With Timely Show, The Broad Brings Some of Modern Art's Biggest Names to LA

© Ragnar Kjartansson / Photo: Elísabet Davids

‘A Journey That Wasn’t’ highlights the fleeting nature of time and art.

As June gloom gives way to relentless July heat in Los Angeles, step inside the glittering white edifice of The Broad downtown for both a cool reprieve and a wide-ranging (and free) exhibition exploring complex representations of time and its passage from throughout art history. With more than fifty works drawn from the museum’s collection of post-war and contemporary art on display (over half of which will be on view for the first time at The Broad) and more than 20 artists represented, the show will run through early 2019.

Photo: Coley Brown

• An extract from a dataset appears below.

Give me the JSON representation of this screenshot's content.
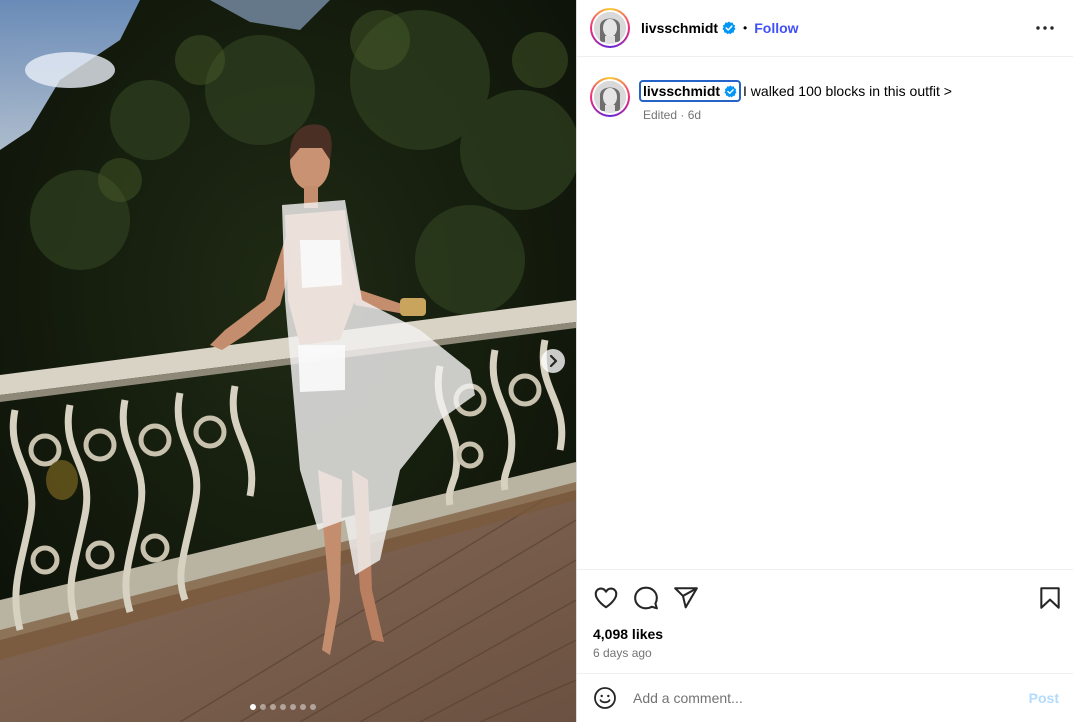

Artists have played with the perception of time in countless ways throughout history, whether experimenting with rhythm and repetition, playing with duration, confronting nostalgia and sentimentalism about aging, or showing the decay process. The works in this exhibition delve into all that and more through painting, sculpture, photography, film, and installation. There’s Ed Ruscha’s huge diptych Azteca/Azteca in Decline; Ragnar Kjartansson's film The Visitors, depicting a decrepit historic farm in upstate New York; Sherrie Levine’s monumental photographic work After Russell Lee: 1-60, in which she “re-authors” 60 photographs by Lee, a contemporary of Walker Evans’; Goshka Macuga’s reimagined-history tapestry, Death of Marxism, Women of All Lands Unite; and a great deal more unified by a sense of meditativeness, inviting viewers to contemplate their own searches for meaning in the world. From June 30; 221 S. Grand Ave.